EXERCISE DESCRIPTION: Repeat the records below verbatim, and do not copy their pictures.

Data excerpts:

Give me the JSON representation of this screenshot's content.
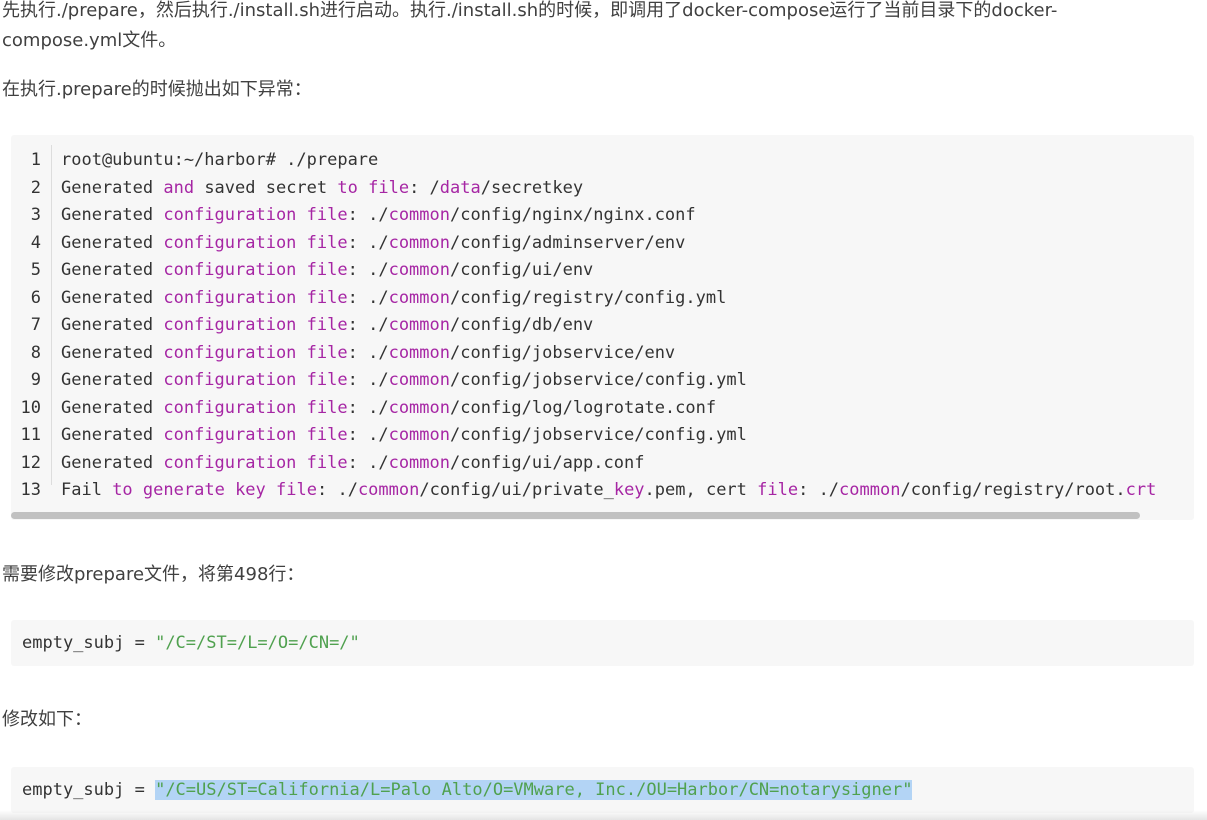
{
  "paragraphs": {
    "intro_line1": "先执行./prepare，然后执行./install.sh进行启动。执行./install.sh的时候，即调用了docker-compose运行了当前目录下的docker-",
    "intro_line2": "compose.yml文件。",
    "exception_intro": "在执行.prepare的时候抛出如下异常：",
    "modify_intro": "需要修改prepare文件，将第498行：",
    "modify_to": "修改如下："
  },
  "code_block": {
    "lines": [
      {
        "num": "1",
        "tokens": [
          {
            "t": "root@ubuntu:~/harbor# ./prepare",
            "c": ""
          }
        ]
      },
      {
        "num": "2",
        "tokens": [
          {
            "t": "Generated ",
            "c": ""
          },
          {
            "t": "and",
            "c": "kw"
          },
          {
            "t": " saved secret ",
            "c": ""
          },
          {
            "t": "to",
            "c": "kw"
          },
          {
            "t": " ",
            "c": ""
          },
          {
            "t": "file",
            "c": "kw"
          },
          {
            "t": ": /",
            "c": ""
          },
          {
            "t": "data",
            "c": "kw"
          },
          {
            "t": "/secretkey",
            "c": ""
          }
        ]
      },
      {
        "num": "3",
        "tokens": [
          {
            "t": "Generated ",
            "c": ""
          },
          {
            "t": "configuration",
            "c": "kw"
          },
          {
            "t": " ",
            "c": ""
          },
          {
            "t": "file",
            "c": "kw"
          },
          {
            "t": ": ./",
            "c": ""
          },
          {
            "t": "common",
            "c": "kw"
          },
          {
            "t": "/config/nginx/nginx.conf",
            "c": ""
          }
        ]
      },
      {
        "num": "4",
        "tokens": [
          {
            "t": "Generated ",
            "c": ""
          },
          {
            "t": "configuration",
            "c": "kw"
          },
          {
            "t": " ",
            "c": ""
          },
          {
            "t": "file",
            "c": "kw"
          },
          {
            "t": ": ./",
            "c": ""
          },
          {
            "t": "common",
            "c": "kw"
          },
          {
            "t": "/config/adminserver/env",
            "c": ""
          }
        ]
      },
      {
        "num": "5",
        "tokens": [
          {
            "t": "Generated ",
            "c": ""
          },
          {
            "t": "configuration",
            "c": "kw"
          },
          {
            "t": " ",
            "c": ""
          },
          {
            "t": "file",
            "c": "kw"
          },
          {
            "t": ": ./",
            "c": ""
          },
          {
            "t": "common",
            "c": "kw"
          },
          {
            "t": "/config/ui/env",
            "c": ""
          }
        ]
      },
      {
        "num": "6",
        "tokens": [
          {
            "t": "Generated ",
            "c": ""
          },
          {
            "t": "configuration",
            "c": "kw"
          },
          {
            "t": " ",
            "c": ""
          },
          {
            "t": "file",
            "c": "kw"
          },
          {
            "t": ": ./",
            "c": ""
          },
          {
            "t": "common",
            "c": "kw"
          },
          {
            "t": "/config/registry/config.yml",
            "c": ""
          }
        ]
      },
      {
        "num": "7",
        "tokens": [
          {
            "t": "Generated ",
            "c": ""
          },
          {
            "t": "configuration",
            "c": "kw"
          },
          {
            "t": " ",
            "c": ""
          },
          {
            "t": "file",
            "c": "kw"
          },
          {
            "t": ": ./",
            "c": ""
          },
          {
            "t": "common",
            "c": "kw"
          },
          {
            "t": "/config/db/env",
            "c": ""
          }
        ]
      },
      {
        "num": "8",
        "tokens": [
          {
            "t": "Generated ",
            "c": ""
          },
          {
            "t": "configuration",
            "c": "kw"
          },
          {
            "t": " ",
            "c": ""
          },
          {
            "t": "file",
            "c": "kw"
          },
          {
            "t": ": ./",
            "c": ""
          },
          {
            "t": "common",
            "c": "kw"
          },
          {
            "t": "/config/jobservice/env",
            "c": ""
          }
        ]
      },
      {
        "num": "9",
        "tokens": [
          {
            "t": "Generated ",
            "c": ""
          },
          {
            "t": "configuration",
            "c": "kw"
          },
          {
            "t": " ",
            "c": ""
          },
          {
            "t": "file",
            "c": "kw"
          },
          {
            "t": ": ./",
            "c": ""
          },
          {
            "t": "common",
            "c": "kw"
          },
          {
            "t": "/config/jobservice/config.yml",
            "c": ""
          }
        ]
      },
      {
        "num": "10",
        "tokens": [
          {
            "t": "Generated ",
            "c": ""
          },
          {
            "t": "configuration",
            "c": "kw"
          },
          {
            "t": " ",
            "c": ""
          },
          {
            "t": "file",
            "c": "kw"
          },
          {
            "t": ": ./",
            "c": ""
          },
          {
            "t": "common",
            "c": "kw"
          },
          {
            "t": "/config/log/logrotate.conf",
            "c": ""
          }
        ]
      },
      {
        "num": "11",
        "tokens": [
          {
            "t": "Generated ",
            "c": ""
          },
          {
            "t": "configuration",
            "c": "kw"
          },
          {
            "t": " ",
            "c": ""
          },
          {
            "t": "file",
            "c": "kw"
          },
          {
            "t": ": ./",
            "c": ""
          },
          {
            "t": "common",
            "c": "kw"
          },
          {
            "t": "/config/jobservice/config.yml",
            "c": ""
          }
        ]
      },
      {
        "num": "12",
        "tokens": [
          {
            "t": "Generated ",
            "c": ""
          },
          {
            "t": "configuration",
            "c": "kw"
          },
          {
            "t": " ",
            "c": ""
          },
          {
            "t": "file",
            "c": "kw"
          },
          {
            "t": ": ./",
            "c": ""
          },
          {
            "t": "common",
            "c": "kw"
          },
          {
            "t": "/config/ui/app.conf",
            "c": ""
          }
        ]
      },
      {
        "num": "13",
        "tokens": [
          {
            "t": "Fail ",
            "c": ""
          },
          {
            "t": "to",
            "c": "kw"
          },
          {
            "t": " ",
            "c": ""
          },
          {
            "t": "generate",
            "c": "kw"
          },
          {
            "t": " ",
            "c": ""
          },
          {
            "t": "key",
            "c": "kw"
          },
          {
            "t": " ",
            "c": ""
          },
          {
            "t": "file",
            "c": "kw"
          },
          {
            "t": ": ./",
            "c": ""
          },
          {
            "t": "common",
            "c": "kw"
          },
          {
            "t": "/config/ui/private_",
            "c": ""
          },
          {
            "t": "key",
            "c": "kw"
          },
          {
            "t": ".pem, cert ",
            "c": ""
          },
          {
            "t": "file",
            "c": "kw"
          },
          {
            "t": ": ./",
            "c": ""
          },
          {
            "t": "common",
            "c": "kw"
          },
          {
            "t": "/config/registry/root.",
            "c": ""
          },
          {
            "t": "crt",
            "c": "kw"
          }
        ]
      }
    ]
  },
  "snippet_old": {
    "var": "empty_subj",
    "op": " = ",
    "value": "\"/C=/ST=/L=/O=/CN=/\""
  },
  "snippet_new": {
    "var": "empty_subj",
    "op": " = ",
    "value": "\"/C=US/ST=California/L=Palo Alto/O=VMware, Inc./OU=Harbor/CN=notarysigner\""
  },
  "colors": {
    "keyword": "#a626a4",
    "string": "#50a14f",
    "code_bg": "#f7f7f7",
    "selection": "#b3d4f5"
  }
}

ANSWER TO THIS EXERCISE:
Give me the JSON representation of this screenshot's content.
{
  "paragraphs": {
    "intro_line1": "先执行./prepare，然后执行./install.sh进行启动。执行./install.sh的时候，即调用了docker-compose运行了当前目录下的docker-",
    "intro_line2": "compose.yml文件。",
    "exception_intro": "在执行.prepare的时候抛出如下异常：",
    "modify_intro": "需要修改prepare文件，将第498行：",
    "modify_to": "修改如下："
  },
  "code_block": {
    "lines": [
      {
        "num": "1",
        "tokens": [
          {
            "t": "root@ubuntu:~/harbor# ./prepare",
            "c": ""
          }
        ]
      },
      {
        "num": "2",
        "tokens": [
          {
            "t": "Generated ",
            "c": ""
          },
          {
            "t": "and",
            "c": "kw"
          },
          {
            "t": " saved secret ",
            "c": ""
          },
          {
            "t": "to",
            "c": "kw"
          },
          {
            "t": " ",
            "c": ""
          },
          {
            "t": "file",
            "c": "kw"
          },
          {
            "t": ": /",
            "c": ""
          },
          {
            "t": "data",
            "c": "kw"
          },
          {
            "t": "/secretkey",
            "c": ""
          }
        ]
      },
      {
        "num": "3",
        "tokens": [
          {
            "t": "Generated ",
            "c": ""
          },
          {
            "t": "configuration",
            "c": "kw"
          },
          {
            "t": " ",
            "c": ""
          },
          {
            "t": "file",
            "c": "kw"
          },
          {
            "t": ": ./",
            "c": ""
          },
          {
            "t": "common",
            "c": "kw"
          },
          {
            "t": "/config/nginx/nginx.conf",
            "c": ""
          }
        ]
      },
      {
        "num": "4",
        "tokens": [
          {
            "t": "Generated ",
            "c": ""
          },
          {
            "t": "configuration",
            "c": "kw"
          },
          {
            "t": " ",
            "c": ""
          },
          {
            "t": "file",
            "c": "kw"
          },
          {
            "t": ": ./",
            "c": ""
          },
          {
            "t": "common",
            "c": "kw"
          },
          {
            "t": "/config/adminserver/env",
            "c": ""
          }
        ]
      },
      {
        "num": "5",
        "tokens": [
          {
            "t": "Generated ",
            "c": ""
          },
          {
            "t": "configuration",
            "c": "kw"
          },
          {
            "t": " ",
            "c": ""
          },
          {
            "t": "file",
            "c": "kw"
          },
          {
            "t": ": ./",
            "c": ""
          },
          {
            "t": "common",
            "c": "kw"
          },
          {
            "t": "/config/ui/env",
            "c": ""
          }
        ]
      },
      {
        "num": "6",
        "tokens": [
          {
            "t": "Generated ",
            "c": ""
          },
          {
            "t": "configuration",
            "c": "kw"
          },
          {
            "t": " ",
            "c": ""
          },
          {
            "t": "file",
            "c": "kw"
          },
          {
            "t": ": ./",
            "c": ""
          },
          {
            "t": "common",
            "c": "kw"
          },
          {
            "t": "/config/registry/config.yml",
            "c": ""
          }
        ]
      },
      {
        "num": "7",
        "tokens": [
          {
            "t": "Generated ",
            "c": ""
          },
          {
            "t": "configuration",
            "c": "kw"
          },
          {
            "t": " ",
            "c": ""
          },
          {
            "t": "file",
            "c": "kw"
          },
          {
            "t": ": ./",
            "c": ""
          },
          {
            "t": "common",
            "c": "kw"
          },
          {
            "t": "/config/db/env",
            "c": ""
          }
        ]
      },
      {
        "num": "8",
        "tokens": [
          {
            "t": "Generated ",
            "c": ""
          },
          {
            "t": "configuration",
            "c": "kw"
          },
          {
            "t": " ",
            "c": ""
          },
          {
            "t": "file",
            "c": "kw"
          },
          {
            "t": ": ./",
            "c": ""
          },
          {
            "t": "common",
            "c": "kw"
          },
          {
            "t": "/config/jobservice/env",
            "c": ""
          }
        ]
      },
      {
        "num": "9",
        "tokens": [
          {
            "t": "Generated ",
            "c": ""
          },
          {
            "t": "configuration",
            "c": "kw"
          },
          {
            "t": " ",
            "c": ""
          },
          {
            "t": "file",
            "c": "kw"
          },
          {
            "t": ": ./",
            "c": ""
          },
          {
            "t": "common",
            "c": "kw"
          },
          {
            "t": "/config/jobservice/config.yml",
            "c": ""
          }
        ]
      },
      {
        "num": "10",
        "tokens": [
          {
            "t": "Generated ",
            "c": ""
          },
          {
            "t": "configuration",
            "c": "kw"
          },
          {
            "t": " ",
            "c": ""
          },
          {
            "t": "file",
            "c": "kw"
          },
          {
            "t": ": ./",
            "c": ""
          },
          {
            "t": "common",
            "c": "kw"
          },
          {
            "t": "/config/log/logrotate.conf",
            "c": ""
          }
        ]
      },
      {
        "num": "11",
        "tokens": [
          {
            "t": "Generated ",
            "c": ""
          },
          {
            "t": "configuration",
            "c": "kw"
          },
          {
            "t": " ",
            "c": ""
          },
          {
            "t": "file",
            "c": "kw"
          },
          {
            "t": ": ./",
            "c": ""
          },
          {
            "t": "common",
            "c": "kw"
          },
          {
            "t": "/config/jobservice/config.yml",
            "c": ""
          }
        ]
      },
      {
        "num": "12",
        "tokens": [
          {
            "t": "Generated ",
            "c": ""
          },
          {
            "t": "configuration",
            "c": "kw"
          },
          {
            "t": " ",
            "c": ""
          },
          {
            "t": "file",
            "c": "kw"
          },
          {
            "t": ": ./",
            "c": ""
          },
          {
            "t": "common",
            "c": "kw"
          },
          {
            "t": "/config/ui/app.conf",
            "c": ""
          }
        ]
      },
      {
        "num": "13",
        "tokens": [
          {
            "t": "Fail ",
            "c": ""
          },
          {
            "t": "to",
            "c": "kw"
          },
          {
            "t": " ",
            "c": ""
          },
          {
            "t": "generate",
            "c": "kw"
          },
          {
            "t": " ",
            "c": ""
          },
          {
            "t": "key",
            "c": "kw"
          },
          {
            "t": " ",
            "c": ""
          },
          {
            "t": "file",
            "c": "kw"
          },
          {
            "t": ": ./",
            "c": ""
          },
          {
            "t": "common",
            "c": "kw"
          },
          {
            "t": "/config/ui/private_",
            "c": ""
          },
          {
            "t": "key",
            "c": "kw"
          },
          {
            "t": ".pem, cert ",
            "c": ""
          },
          {
            "t": "file",
            "c": "kw"
          },
          {
            "t": ": ./",
            "c": ""
          },
          {
            "t": "common",
            "c": "kw"
          },
          {
            "t": "/config/registry/root.",
            "c": ""
          },
          {
            "t": "crt",
            "c": "kw"
          }
        ]
      }
    ]
  },
  "snippet_old": {
    "var": "empty_subj",
    "op": " = ",
    "value": "\"/C=/ST=/L=/O=/CN=/\""
  },
  "snippet_new": {
    "var": "empty_subj",
    "op": " = ",
    "value": "\"/C=US/ST=California/L=Palo Alto/O=VMware, Inc./OU=Harbor/CN=notarysigner\""
  },
  "colors": {
    "keyword": "#a626a4",
    "string": "#50a14f",
    "code_bg": "#f7f7f7",
    "selection": "#b3d4f5"
  }
}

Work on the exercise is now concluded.